**WORK REQUIRED**
Copy each line of the material in which the word "Bestand" appears.

···

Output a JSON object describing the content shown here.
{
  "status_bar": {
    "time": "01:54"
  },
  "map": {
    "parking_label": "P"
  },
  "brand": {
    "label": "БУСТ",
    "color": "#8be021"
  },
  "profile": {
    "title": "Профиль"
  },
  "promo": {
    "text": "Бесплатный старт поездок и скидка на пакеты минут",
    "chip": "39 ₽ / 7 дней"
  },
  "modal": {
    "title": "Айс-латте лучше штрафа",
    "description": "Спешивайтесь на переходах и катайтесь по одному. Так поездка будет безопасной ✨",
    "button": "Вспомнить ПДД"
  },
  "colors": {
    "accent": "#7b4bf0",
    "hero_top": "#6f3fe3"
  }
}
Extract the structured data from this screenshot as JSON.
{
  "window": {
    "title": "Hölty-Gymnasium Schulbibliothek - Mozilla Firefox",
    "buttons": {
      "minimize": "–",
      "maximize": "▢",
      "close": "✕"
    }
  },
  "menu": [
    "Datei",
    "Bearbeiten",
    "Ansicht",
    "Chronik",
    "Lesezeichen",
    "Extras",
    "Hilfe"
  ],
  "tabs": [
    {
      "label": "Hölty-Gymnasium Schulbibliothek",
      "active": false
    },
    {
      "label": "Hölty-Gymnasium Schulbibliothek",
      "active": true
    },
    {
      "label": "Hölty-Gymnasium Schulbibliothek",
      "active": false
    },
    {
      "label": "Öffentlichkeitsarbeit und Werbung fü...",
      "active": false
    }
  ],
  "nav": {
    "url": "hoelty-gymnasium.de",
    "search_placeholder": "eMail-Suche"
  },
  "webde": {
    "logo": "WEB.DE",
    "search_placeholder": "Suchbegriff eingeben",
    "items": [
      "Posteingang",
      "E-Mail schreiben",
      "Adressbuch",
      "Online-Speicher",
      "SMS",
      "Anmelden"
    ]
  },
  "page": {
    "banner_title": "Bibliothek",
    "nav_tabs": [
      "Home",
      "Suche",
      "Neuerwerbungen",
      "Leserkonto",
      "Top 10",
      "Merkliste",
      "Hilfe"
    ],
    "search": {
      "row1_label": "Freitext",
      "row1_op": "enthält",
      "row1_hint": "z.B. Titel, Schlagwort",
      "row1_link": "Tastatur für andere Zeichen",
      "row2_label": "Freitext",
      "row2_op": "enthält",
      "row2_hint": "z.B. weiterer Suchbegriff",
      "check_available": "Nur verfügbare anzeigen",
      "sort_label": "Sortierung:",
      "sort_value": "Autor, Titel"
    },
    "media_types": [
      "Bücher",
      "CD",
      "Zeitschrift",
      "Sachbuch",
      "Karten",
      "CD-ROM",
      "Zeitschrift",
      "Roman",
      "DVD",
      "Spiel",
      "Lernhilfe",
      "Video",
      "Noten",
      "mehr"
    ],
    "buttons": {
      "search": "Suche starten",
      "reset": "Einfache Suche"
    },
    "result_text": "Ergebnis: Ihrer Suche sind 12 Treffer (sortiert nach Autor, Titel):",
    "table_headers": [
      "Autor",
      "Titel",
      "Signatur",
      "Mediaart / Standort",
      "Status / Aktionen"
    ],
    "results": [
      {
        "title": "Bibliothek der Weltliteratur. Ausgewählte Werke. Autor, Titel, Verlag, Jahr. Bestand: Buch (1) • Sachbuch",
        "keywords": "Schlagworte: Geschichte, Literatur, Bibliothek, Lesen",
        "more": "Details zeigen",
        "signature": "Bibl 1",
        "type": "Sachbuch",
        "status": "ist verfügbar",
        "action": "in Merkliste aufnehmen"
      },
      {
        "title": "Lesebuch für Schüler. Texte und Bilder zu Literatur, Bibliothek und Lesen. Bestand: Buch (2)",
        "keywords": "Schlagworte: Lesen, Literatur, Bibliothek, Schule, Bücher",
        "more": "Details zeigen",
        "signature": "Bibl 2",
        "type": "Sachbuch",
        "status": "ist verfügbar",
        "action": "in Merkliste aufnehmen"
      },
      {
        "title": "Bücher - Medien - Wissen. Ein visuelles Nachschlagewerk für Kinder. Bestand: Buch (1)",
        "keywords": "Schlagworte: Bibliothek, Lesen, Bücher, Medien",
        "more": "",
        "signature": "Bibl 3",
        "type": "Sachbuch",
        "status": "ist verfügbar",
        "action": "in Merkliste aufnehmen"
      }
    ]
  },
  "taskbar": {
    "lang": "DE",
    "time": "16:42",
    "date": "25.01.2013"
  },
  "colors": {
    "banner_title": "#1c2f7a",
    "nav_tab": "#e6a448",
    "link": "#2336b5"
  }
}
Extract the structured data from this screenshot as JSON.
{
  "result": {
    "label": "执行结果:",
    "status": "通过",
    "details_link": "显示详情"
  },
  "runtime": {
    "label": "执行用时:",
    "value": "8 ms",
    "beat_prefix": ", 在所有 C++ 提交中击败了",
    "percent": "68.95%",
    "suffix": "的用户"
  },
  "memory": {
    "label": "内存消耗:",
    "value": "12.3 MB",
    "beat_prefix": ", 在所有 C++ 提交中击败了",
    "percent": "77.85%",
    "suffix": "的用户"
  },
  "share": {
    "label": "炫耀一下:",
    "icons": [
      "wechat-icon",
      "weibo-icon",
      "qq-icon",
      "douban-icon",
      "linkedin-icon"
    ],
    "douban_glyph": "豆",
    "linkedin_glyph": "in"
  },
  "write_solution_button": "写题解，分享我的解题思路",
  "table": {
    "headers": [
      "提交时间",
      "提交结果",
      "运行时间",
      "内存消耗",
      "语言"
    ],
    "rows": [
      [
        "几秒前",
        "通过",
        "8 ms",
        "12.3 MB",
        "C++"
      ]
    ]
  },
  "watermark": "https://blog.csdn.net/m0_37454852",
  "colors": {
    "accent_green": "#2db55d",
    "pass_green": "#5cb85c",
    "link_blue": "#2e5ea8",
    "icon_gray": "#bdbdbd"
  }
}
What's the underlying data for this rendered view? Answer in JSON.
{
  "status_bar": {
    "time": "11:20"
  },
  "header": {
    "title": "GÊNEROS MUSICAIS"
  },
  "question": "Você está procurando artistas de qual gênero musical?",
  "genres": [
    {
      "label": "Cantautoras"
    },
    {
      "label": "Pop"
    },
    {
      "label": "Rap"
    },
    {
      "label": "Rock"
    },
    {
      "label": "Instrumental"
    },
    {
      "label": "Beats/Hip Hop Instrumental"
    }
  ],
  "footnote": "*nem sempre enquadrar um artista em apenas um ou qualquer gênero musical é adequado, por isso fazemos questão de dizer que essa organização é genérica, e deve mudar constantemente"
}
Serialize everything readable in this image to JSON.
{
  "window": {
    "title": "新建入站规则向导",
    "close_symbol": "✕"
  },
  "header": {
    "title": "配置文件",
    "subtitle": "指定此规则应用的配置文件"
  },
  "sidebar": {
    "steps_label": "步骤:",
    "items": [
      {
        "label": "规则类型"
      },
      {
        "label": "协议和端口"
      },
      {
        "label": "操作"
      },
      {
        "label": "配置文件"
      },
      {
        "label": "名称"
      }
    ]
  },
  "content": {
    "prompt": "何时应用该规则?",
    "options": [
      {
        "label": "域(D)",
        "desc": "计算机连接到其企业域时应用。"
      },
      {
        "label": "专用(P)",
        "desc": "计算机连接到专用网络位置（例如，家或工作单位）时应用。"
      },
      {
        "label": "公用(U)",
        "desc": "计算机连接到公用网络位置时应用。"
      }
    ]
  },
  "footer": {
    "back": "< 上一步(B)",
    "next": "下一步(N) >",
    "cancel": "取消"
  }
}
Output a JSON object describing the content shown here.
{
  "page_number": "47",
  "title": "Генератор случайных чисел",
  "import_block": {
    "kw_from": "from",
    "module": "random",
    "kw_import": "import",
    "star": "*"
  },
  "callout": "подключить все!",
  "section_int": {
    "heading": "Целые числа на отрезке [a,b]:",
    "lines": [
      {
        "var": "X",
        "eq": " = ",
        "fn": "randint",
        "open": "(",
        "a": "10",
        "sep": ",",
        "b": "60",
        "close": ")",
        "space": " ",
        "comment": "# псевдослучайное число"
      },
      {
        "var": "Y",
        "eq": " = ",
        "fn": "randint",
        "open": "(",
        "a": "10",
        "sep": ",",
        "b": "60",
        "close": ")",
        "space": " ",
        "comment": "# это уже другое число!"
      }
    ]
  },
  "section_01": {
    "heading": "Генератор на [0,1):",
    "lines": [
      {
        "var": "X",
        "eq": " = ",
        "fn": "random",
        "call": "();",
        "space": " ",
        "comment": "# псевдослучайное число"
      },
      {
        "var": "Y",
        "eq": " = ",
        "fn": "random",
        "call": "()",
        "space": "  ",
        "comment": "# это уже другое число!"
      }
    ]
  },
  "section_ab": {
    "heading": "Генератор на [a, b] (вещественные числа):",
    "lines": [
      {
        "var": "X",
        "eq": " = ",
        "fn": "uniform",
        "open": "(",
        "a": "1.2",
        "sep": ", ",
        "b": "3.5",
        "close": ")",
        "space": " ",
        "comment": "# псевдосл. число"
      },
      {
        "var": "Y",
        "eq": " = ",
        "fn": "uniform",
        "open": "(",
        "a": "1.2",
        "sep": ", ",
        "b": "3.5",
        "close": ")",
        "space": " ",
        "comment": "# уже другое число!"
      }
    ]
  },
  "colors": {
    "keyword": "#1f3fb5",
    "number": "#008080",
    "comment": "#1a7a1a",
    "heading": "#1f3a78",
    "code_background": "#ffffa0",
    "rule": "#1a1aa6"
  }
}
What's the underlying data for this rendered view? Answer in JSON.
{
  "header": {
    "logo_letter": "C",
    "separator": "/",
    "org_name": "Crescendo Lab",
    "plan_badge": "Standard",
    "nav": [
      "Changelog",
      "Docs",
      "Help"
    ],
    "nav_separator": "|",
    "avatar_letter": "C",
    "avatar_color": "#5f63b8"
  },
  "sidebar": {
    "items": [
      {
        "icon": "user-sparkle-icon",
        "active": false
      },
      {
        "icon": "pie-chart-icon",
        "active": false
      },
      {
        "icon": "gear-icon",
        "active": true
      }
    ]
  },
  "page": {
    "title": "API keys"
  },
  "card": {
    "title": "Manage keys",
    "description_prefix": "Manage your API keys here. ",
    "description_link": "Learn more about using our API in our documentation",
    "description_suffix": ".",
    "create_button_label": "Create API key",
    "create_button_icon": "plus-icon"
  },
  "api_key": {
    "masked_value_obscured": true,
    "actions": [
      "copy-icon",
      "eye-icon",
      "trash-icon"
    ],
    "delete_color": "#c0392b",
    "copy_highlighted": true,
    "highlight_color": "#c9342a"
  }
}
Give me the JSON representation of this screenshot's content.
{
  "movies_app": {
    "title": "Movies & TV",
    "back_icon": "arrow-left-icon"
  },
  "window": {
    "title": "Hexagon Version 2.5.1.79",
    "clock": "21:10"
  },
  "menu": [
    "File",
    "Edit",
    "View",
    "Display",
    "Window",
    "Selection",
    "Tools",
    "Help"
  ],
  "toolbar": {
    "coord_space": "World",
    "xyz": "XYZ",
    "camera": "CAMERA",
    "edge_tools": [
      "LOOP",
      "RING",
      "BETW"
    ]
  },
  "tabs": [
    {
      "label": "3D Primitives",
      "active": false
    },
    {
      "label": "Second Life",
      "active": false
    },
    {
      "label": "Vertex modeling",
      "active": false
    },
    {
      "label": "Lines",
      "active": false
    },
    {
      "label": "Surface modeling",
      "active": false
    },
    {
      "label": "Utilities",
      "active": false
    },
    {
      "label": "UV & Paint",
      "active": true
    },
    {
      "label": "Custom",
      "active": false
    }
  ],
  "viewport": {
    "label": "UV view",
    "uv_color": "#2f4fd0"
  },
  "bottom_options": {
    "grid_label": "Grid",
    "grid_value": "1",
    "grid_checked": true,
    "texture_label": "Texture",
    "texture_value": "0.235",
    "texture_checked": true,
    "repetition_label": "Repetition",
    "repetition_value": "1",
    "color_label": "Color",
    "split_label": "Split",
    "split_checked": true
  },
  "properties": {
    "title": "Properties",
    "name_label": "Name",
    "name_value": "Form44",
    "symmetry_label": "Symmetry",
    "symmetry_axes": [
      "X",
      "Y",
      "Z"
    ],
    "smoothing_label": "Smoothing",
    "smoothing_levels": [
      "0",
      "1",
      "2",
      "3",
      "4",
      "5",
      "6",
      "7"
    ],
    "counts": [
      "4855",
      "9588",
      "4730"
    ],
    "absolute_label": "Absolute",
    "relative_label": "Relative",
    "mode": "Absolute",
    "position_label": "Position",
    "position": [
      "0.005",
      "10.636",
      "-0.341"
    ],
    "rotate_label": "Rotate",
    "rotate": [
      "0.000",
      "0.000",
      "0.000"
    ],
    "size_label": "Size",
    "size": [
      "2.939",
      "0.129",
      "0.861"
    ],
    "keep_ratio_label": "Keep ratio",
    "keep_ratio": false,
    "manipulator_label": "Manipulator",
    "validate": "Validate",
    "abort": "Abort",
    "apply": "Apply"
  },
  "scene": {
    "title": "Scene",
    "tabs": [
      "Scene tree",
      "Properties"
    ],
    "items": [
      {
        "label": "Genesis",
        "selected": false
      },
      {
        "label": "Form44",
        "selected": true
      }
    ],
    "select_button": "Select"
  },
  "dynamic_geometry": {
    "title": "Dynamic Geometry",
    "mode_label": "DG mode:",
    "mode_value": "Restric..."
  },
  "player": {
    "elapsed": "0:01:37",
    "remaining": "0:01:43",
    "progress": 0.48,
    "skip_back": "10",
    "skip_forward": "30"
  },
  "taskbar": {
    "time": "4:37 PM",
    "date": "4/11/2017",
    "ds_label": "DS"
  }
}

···

**TASK OUTPUT**
        "title": "Bibliothek der Weltliteratur. Ausgewählte Werke. Autor, Titel, Verlag, Jahr. Bestand: Buch (1) • Sachbuch",
        "title": "Lesebuch für Schüler. Texte und Bilder zu Literatur, Bibliothek und Lesen. Bestand: Buch (2)",
        "title": "Bücher - Medien - Wissen. Ein visuelles Nachschlagewerk für Kinder. Bestand: Buch (1)",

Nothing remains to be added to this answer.